Note the difference with this pair, the male at the rear has more exposed facial and neck skin than the female. Below is a male.
Emus are a common sight out west of the ranges in the more arid grassland plains areas, where we were driving, but are found generally throughout mainland Australia, but not Tasmania. The Cassowary is the next largest bird, but was not seen on our trip as it is only found in Far North Queensland, and has been featured in blogs of previous years. This poor female Emu was trapped behind a fence and could not escape. We saw others there in the background and wondered if this was an Emu farm.

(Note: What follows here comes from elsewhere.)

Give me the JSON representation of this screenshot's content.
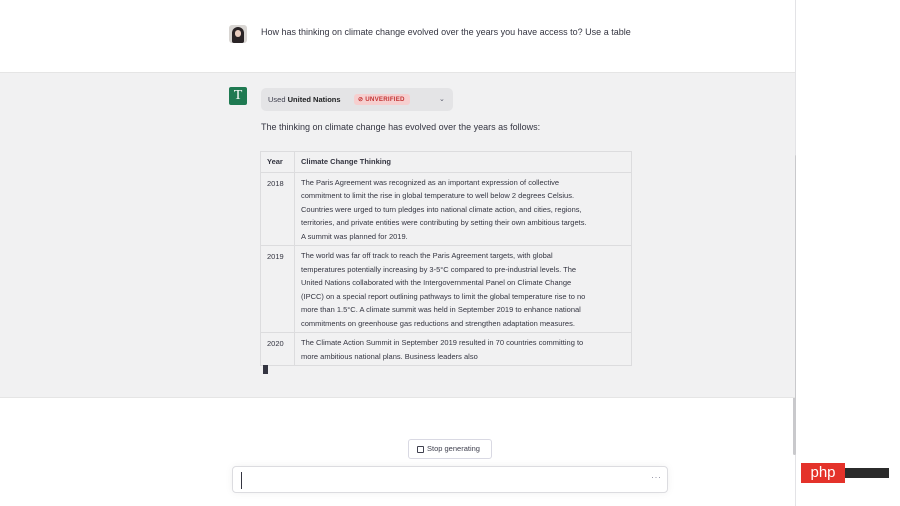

As Australians having celebrated ANZAC day last Tuesday, this trapped bird brings to mind the many who suffer unfair incarceration in various parts of the world, purely because of their beliefs and ideologies. Most are loving caring people, trapped by cruel, controlling regimes. Look at the closing photo my wife took of this Brolga in a paddock. We give thanks to God for our freedom, and to those like my dad who gave the best part of their lives to keep it, because they value family life and the loving rule under a God based society, which is rapidly being eroded away, again. As I learnt in my first lecture in history ‘the only thing we learn from history, is that we don’t learn from it.’

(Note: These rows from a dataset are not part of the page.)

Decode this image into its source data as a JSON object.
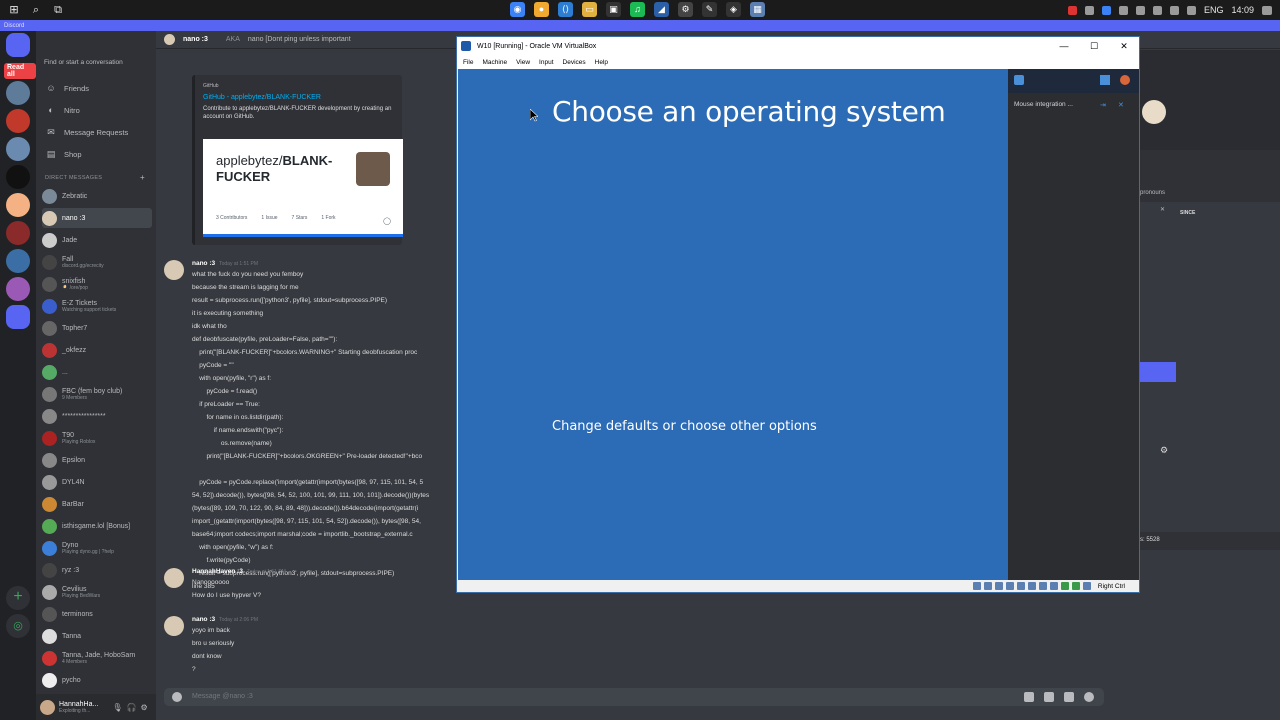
{
  "taskbar": {
    "clock": "14:09",
    "language": "ENG"
  },
  "discord": {
    "app_title": "Discord",
    "search_placeholder": "Find or start a conversation",
    "nav": [
      "Friends",
      "Nitro",
      "Message Requests",
      "Shop"
    ],
    "dm_header": "DIRECT MESSAGES",
    "dms": [
      {
        "name": "Zebratic",
        "sub": "",
        "color": "#7a8a99"
      },
      {
        "name": "nano :3",
        "sub": "",
        "color": "#d8c9b5"
      },
      {
        "name": "Jade",
        "sub": "",
        "color": "#ccc"
      },
      {
        "name": "Fall",
        "sub": "discord.gg/ecrecity",
        "color": "#444"
      },
      {
        "name": "snixfish",
        "sub": "🍳 /ore/pop",
        "color": "#555"
      },
      {
        "name": "E-Z Tickets",
        "sub": "Watching support tickets",
        "color": "#3a5fcd"
      },
      {
        "name": "Topher7",
        "sub": "",
        "color": "#666"
      },
      {
        "name": "_okfezz",
        "sub": "",
        "color": "#b33"
      },
      {
        "name": "...",
        "sub": "",
        "color": "#5a6"
      },
      {
        "name": "FBC (fem boy club)",
        "sub": "9 Members",
        "color": "#777"
      },
      {
        "name": "****************",
        "sub": "",
        "color": "#888"
      },
      {
        "name": "T90",
        "sub": "Playing Roblox",
        "color": "#a22"
      },
      {
        "name": "Epsilon",
        "sub": "",
        "color": "#888"
      },
      {
        "name": "DYL4N",
        "sub": "",
        "color": "#999"
      },
      {
        "name": "BarBar",
        "sub": "",
        "color": "#c83"
      },
      {
        "name": "isthisgame.lol [Bonus]",
        "sub": "",
        "color": "#5a5"
      },
      {
        "name": "Dyno",
        "sub": "Playing dyno.gg | ?help",
        "color": "#3b7fd8"
      },
      {
        "name": "ryz :3",
        "sub": "",
        "color": "#444"
      },
      {
        "name": "Cevilius",
        "sub": "Playing BedWars",
        "color": "#aaa"
      },
      {
        "name": "terminons",
        "sub": "",
        "color": "#555"
      },
      {
        "name": "Tanna",
        "sub": "",
        "color": "#ddd"
      },
      {
        "name": "Tanna, Jade, HoboSam",
        "sub": "4 Members",
        "color": "#c33"
      },
      {
        "name": "pycho",
        "sub": "",
        "color": "#eee"
      }
    ],
    "user_panel": {
      "name": "HannahHa...",
      "status": "Exploiting th..."
    },
    "chat_header": {
      "name": "nano :3",
      "aka_label": "AKA",
      "aka": "nano [Dont ping unless important"
    },
    "embed": {
      "provider": "GitHub",
      "title": "GitHub - applebytez/BLANK-FUCKER",
      "description": "Contribute to applebytez/BLANK-FUCKER development by creating an account on GitHub.",
      "card_title_owner": "applebytez/",
      "card_title_repo": "BLANK-FUCKER",
      "stats": [
        "3 Contributors",
        "1 Issue",
        "7 Stars",
        "1 Fork"
      ]
    },
    "messages": [
      {
        "author": "nano :3",
        "time": "Today at 1:51 PM",
        "lines": [
          "what the fuck do you need you femboy",
          "because the stream is lagging for me",
          "result = subprocess.run(['python3', pyfile], stdout=subprocess.PIPE)",
          "it is executing something",
          "idk what tho",
          "def deobfuscate(pyfile, preLoader=False, path=\"\"):",
          "    print(\"[BLANK-FUCKER]\"+bcolors.WARNING+\" Starting deobfuscation proc",
          "    pyCode = \"\"",
          "    with open(pyfile, \"r\") as f:",
          "        pyCode = f.read()",
          "    if preLoader == True:",
          "        for name in os.listdir(path):",
          "            if name.endswith(\"pyc\"):",
          "                os.remove(name)",
          "        print(\"[BLANK-FUCKER]\"+bcolors.OKGREEN+\" Pre-loader detected!\"+bco",
          "",
          "    pyCode = pyCode.replace('import(getattr(import(bytes([98, 97, 115, 101, 54, 5",
          "54, 52]).decode()), bytes([98, 54, 52, 100, 101, 99, 111, 100, 101]).decode())(bytes",
          "(bytes([89, 109, 70, 122, 90, 84, 89, 48])).decode()).b64decode(import(getattr(i",
          "import_(getattr(import(bytes([98, 97, 115, 101, 54, 52]).decode()), bytes([98, 54,",
          "base64;import codecs;import marshal;code = importlib._bootstrap_external.c",
          "    with open(pyfile, \"w\") as f:",
          "        f.write(pyCode)",
          "    result = subprocess.run(['python3', pyfile], stdout=subprocess.PIPE)",
          "line 385"
        ]
      },
      {
        "author": "HannahHaven :3",
        "time": "Today at 1:51 PM",
        "lines": [
          "Nanooooooo",
          "How do I use hypver V?"
        ]
      },
      {
        "author": "nano :3",
        "time": "Today at 2:06 PM",
        "lines": [
          "yoyo im back",
          "bro u seriously",
          "dont know",
          "?"
        ]
      }
    ],
    "message_placeholder": "Message @nano :3",
    "right_panel": {
      "pronouns": "pronouns",
      "since": "SINCE",
      "counter": "s: 5528"
    }
  },
  "vbox": {
    "title": "W10 [Running] - Oracle VM VirtualBox",
    "menu": [
      "File",
      "Machine",
      "View",
      "Input",
      "Devices",
      "Help"
    ],
    "screen_title": "Choose an operating system",
    "screen_option": "Change defaults or choose other options",
    "notice": "Mouse integration ...",
    "host_key": "Right Ctrl",
    "colors": {
      "screen": "#2c6bb5",
      "titlebar": "#ffffff"
    }
  }
}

But their is a greater freedom than this, which Jesus speaks of and which brings a peace to heart and mind which no man can touch: “So if the Son sets you free, you will be freeindeed.” – John 8:36
Have a great weekend, and some great birding moments. Check out my book if you have not yet done so.
In recent years with the development of large sewerage systems in most cities, sewerage setting ponds have become the new habitat for many native water fresh water birds in Australia. In fact, several rare species can be found in these seldom visited places, such as these Blue-billed Ducks. In some cities lovely nature reserves and picnic areas have been established around the waters from sewerage ponds, creating a tourist attraction and recreation areas for families and birders. Laratinga Wetlands Centre in the Adelaide Hills SA is a great example of how local councils have produced award winning facilities using sewerage ponds as a feature. Settling ponds do not stink, but are full of nutrients which assist the growth of water weeds which the ducks eat. If you are a birder, sewerage settling ponds are excellent places to check for water birds.
It is a birders delight to spot this extremely elusive bird, and even more delightful to capture clear images of it. The above male and female Blue-billed duck were taken from some distance. My wife would walk around the pond and they would swim away from her but closer to me ‘ducked down’ (excuse the pun) behind the tall grass. I stand up and photograph when they are close enough. Many Australasian Grebe are also present.
Blue -billed Duck having a meaningful conference with two Australian Grebe
The Blue-billed Duck is accompanied by the Pink-eared Duck, another not so common fresh water duck. This bird filters the water with its unusual beak to extract minute water creatures as well as insects. It is able to let the water pass through the beak, only capturing the minute food particles.
Pink-eared Duck with Blue-billed Duck
There are many other ducks including Pacific Black and Hardheads. Below pairs of Hardheads are seen with the male having the white eye ring.
Hardhead male and Blue-billed Duck male
In my early birding days, from a distance the Hardhead could mistaken for a Blue-billed Duck. More so the female Blue-billed Duck with that of the female Musk Duck. Notice how low the Blue-billed Duck lies in the water.
Compare two ducls
Australasian Grebe is another elusive bird, which appear in the middle of lakes and sewerage ponds, keeping well away from humans. This pair show breeding plumage.
Have a wonderful week! Autumn has finally arrived!
Remember this Passover that: The Son of God became the Son of Man so that we the sons of men may become sons of God.